> [Assignment] Provide an exact copy of the data, excluding the images.

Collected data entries
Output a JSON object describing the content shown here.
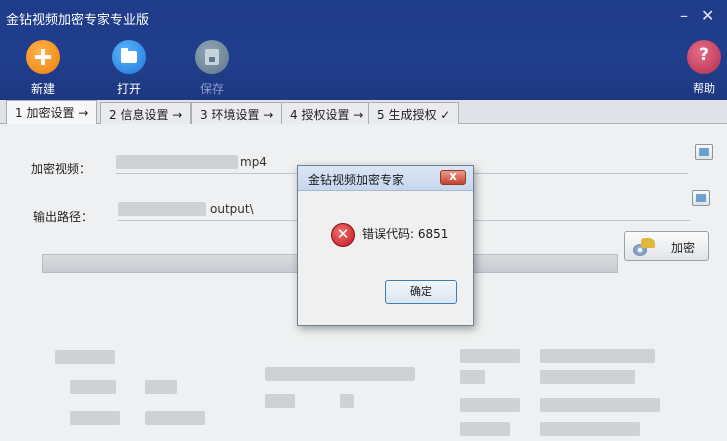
{
  "app": {
    "title": "金钻视频加密专家专业版"
  },
  "toolbar": {
    "new_label": "新建",
    "open_label": "打开",
    "save_label": "保存",
    "help_label": "帮助"
  },
  "tabs": [
    {
      "label": "1 加密设置 →"
    },
    {
      "label": "2 信息设置 →"
    },
    {
      "label": "3 环境设置 →"
    },
    {
      "label": "4 授权设置 →"
    },
    {
      "label": "5 生成授权 ✓"
    }
  ],
  "form": {
    "video_label": "加密视频：",
    "video_path_suffix": "mp4",
    "output_label": "输出路径：",
    "output_path_suffix": "output\\",
    "encrypt_label": "加密"
  },
  "dialog": {
    "title": "金钻视频加密专家",
    "message": "错误代码: 6851",
    "ok_label": "确定"
  },
  "icons": {
    "new": "plus-icon",
    "open": "folder-icon",
    "save": "floppy-icon",
    "help": "question-icon",
    "error": "error-x-icon"
  },
  "colors": {
    "header_bg": "#213e8e",
    "new_orange": "#e9820e",
    "open_blue": "#1d78d6",
    "help_red": "#b42a4c",
    "error_red": "#c0181f"
  }
}
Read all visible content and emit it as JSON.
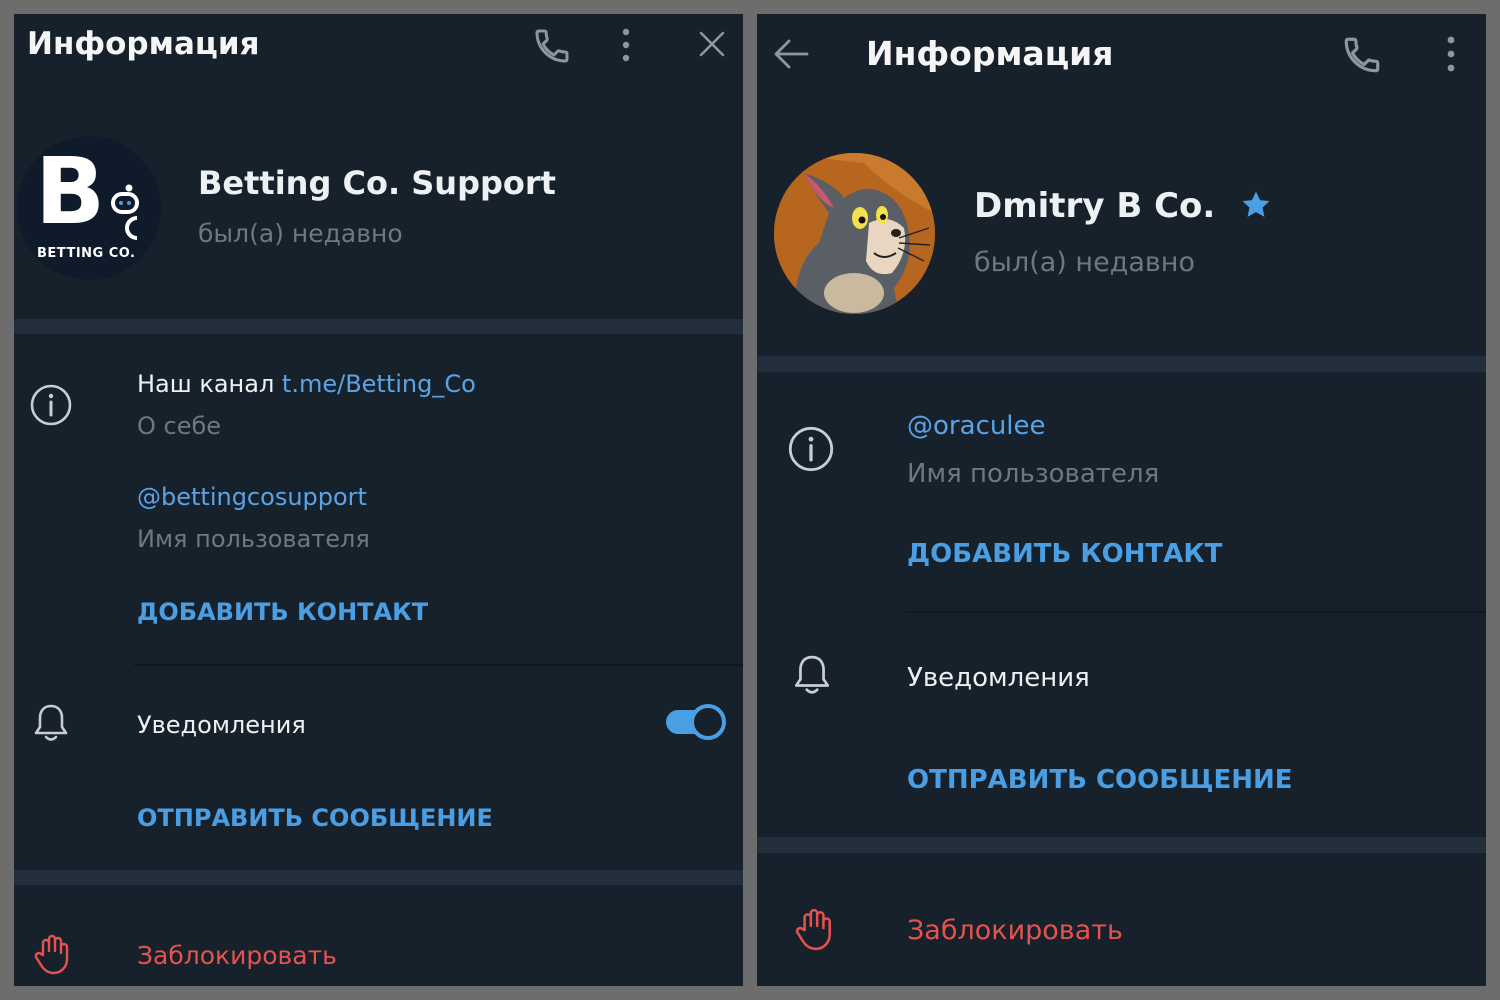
{
  "colors": {
    "panel_bg": "#17212b",
    "separator": "#232e3c",
    "accent": "#4a9fe4",
    "link": "#5aa3e6",
    "muted": "#6d7883",
    "danger": "#e5524f",
    "toggle_on": "#4a9fe4",
    "star": "#4a9fe4"
  },
  "left": {
    "header": {
      "title": "Информация",
      "icons": [
        "phone-icon",
        "more-vertical-icon",
        "close-icon"
      ]
    },
    "profile": {
      "name": "Betting Co. Support",
      "status": "был(а) недавно",
      "avatar": {
        "logo_text": "BETTING CO.",
        "logo_letter": "B",
        "logo_sub": "Co",
        "bg": "#0f1a2b"
      }
    },
    "bio": {
      "prefix": "Наш канал ",
      "link": "t.me/Betting_Co",
      "label": "О себе"
    },
    "username": {
      "value": "@bettingcosupport",
      "label": "Имя пользователя"
    },
    "add_contact": "ДОБАВИТЬ КОНТАКТ",
    "notifications": {
      "label": "Уведомления",
      "enabled": true
    },
    "send_message": "ОТПРАВИТЬ СООБЩЕНИЕ",
    "block": "Заблокировать"
  },
  "right": {
    "header": {
      "title": "Информация",
      "icons": [
        "back-arrow-icon",
        "phone-icon",
        "more-vertical-icon"
      ]
    },
    "profile": {
      "name": "Dmitry B Co.",
      "status": "был(а) недавно",
      "starred": true,
      "avatar": {
        "bg": "#b7661f"
      }
    },
    "username": {
      "value": "@oraculee",
      "label": "Имя пользователя"
    },
    "add_contact": "ДОБАВИТЬ КОНТАКТ",
    "notifications": {
      "label": "Уведомления"
    },
    "send_message": "ОТПРАВИТЬ СООБЩЕНИЕ",
    "block": "Заблокировать"
  }
}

> [Written answer]
Output a JSON object describing the content shown here.
{
  "app": {
    "title": "金钻视频加密专家专业版"
  },
  "toolbar": {
    "new_label": "新建",
    "open_label": "打开",
    "save_label": "保存",
    "help_label": "帮助"
  },
  "tabs": [
    {
      "label": "1 加密设置 →"
    },
    {
      "label": "2 信息设置 →"
    },
    {
      "label": "3 环境设置 →"
    },
    {
      "label": "4 授权设置 →"
    },
    {
      "label": "5 生成授权 ✓"
    }
  ],
  "form": {
    "video_label": "加密视频：",
    "video_path_suffix": "mp4",
    "output_label": "输出路径：",
    "output_path_suffix": "output\\",
    "encrypt_label": "加密"
  },
  "dialog": {
    "title": "金钻视频加密专家",
    "message": "错误代码: 6851",
    "ok_label": "确定"
  },
  "icons": {
    "new": "plus-icon",
    "open": "folder-icon",
    "save": "floppy-icon",
    "help": "question-icon",
    "error": "error-x-icon"
  },
  "colors": {
    "header_bg": "#213e8e",
    "new_orange": "#e9820e",
    "open_blue": "#1d78d6",
    "help_red": "#b42a4c",
    "error_red": "#c0181f"
  }
}
Read all visible content and emit it as JSON.
{
  "colors": {
    "panel_bg": "#17212b",
    "separator": "#232e3c",
    "accent": "#4a9fe4",
    "link": "#5aa3e6",
    "muted": "#6d7883",
    "danger": "#e5524f",
    "toggle_on": "#4a9fe4",
    "star": "#4a9fe4"
  },
  "left": {
    "header": {
      "title": "Информация",
      "icons": [
        "phone-icon",
        "more-vertical-icon",
        "close-icon"
      ]
    },
    "profile": {
      "name": "Betting Co. Support",
      "status": "был(а) недавно",
      "avatar": {
        "logo_text": "BETTING CO.",
        "logo_letter": "B",
        "logo_sub": "Co",
        "bg": "#0f1a2b"
      }
    },
    "bio": {
      "prefix": "Наш канал ",
      "link": "t.me/Betting_Co",
      "label": "О себе"
    },
    "username": {
      "value": "@bettingcosupport",
      "label": "Имя пользователя"
    },
    "add_contact": "ДОБАВИТЬ КОНТАКТ",
    "notifications": {
      "label": "Уведомления",
      "enabled": true
    },
    "send_message": "ОТПРАВИТЬ СООБЩЕНИЕ",
    "block": "Заблокировать"
  },
  "right": {
    "header": {
      "title": "Информация",
      "icons": [
        "back-arrow-icon",
        "phone-icon",
        "more-vertical-icon"
      ]
    },
    "profile": {
      "name": "Dmitry B Co.",
      "status": "был(а) недавно",
      "starred": true,
      "avatar": {
        "bg": "#b7661f"
      }
    },
    "username": {
      "value": "@oraculee",
      "label": "Имя пользователя"
    },
    "add_contact": "ДОБАВИТЬ КОНТАКТ",
    "notifications": {
      "label": "Уведомления"
    },
    "send_message": "ОТПРАВИТЬ СООБЩЕНИЕ",
    "block": "Заблокировать"
  }
}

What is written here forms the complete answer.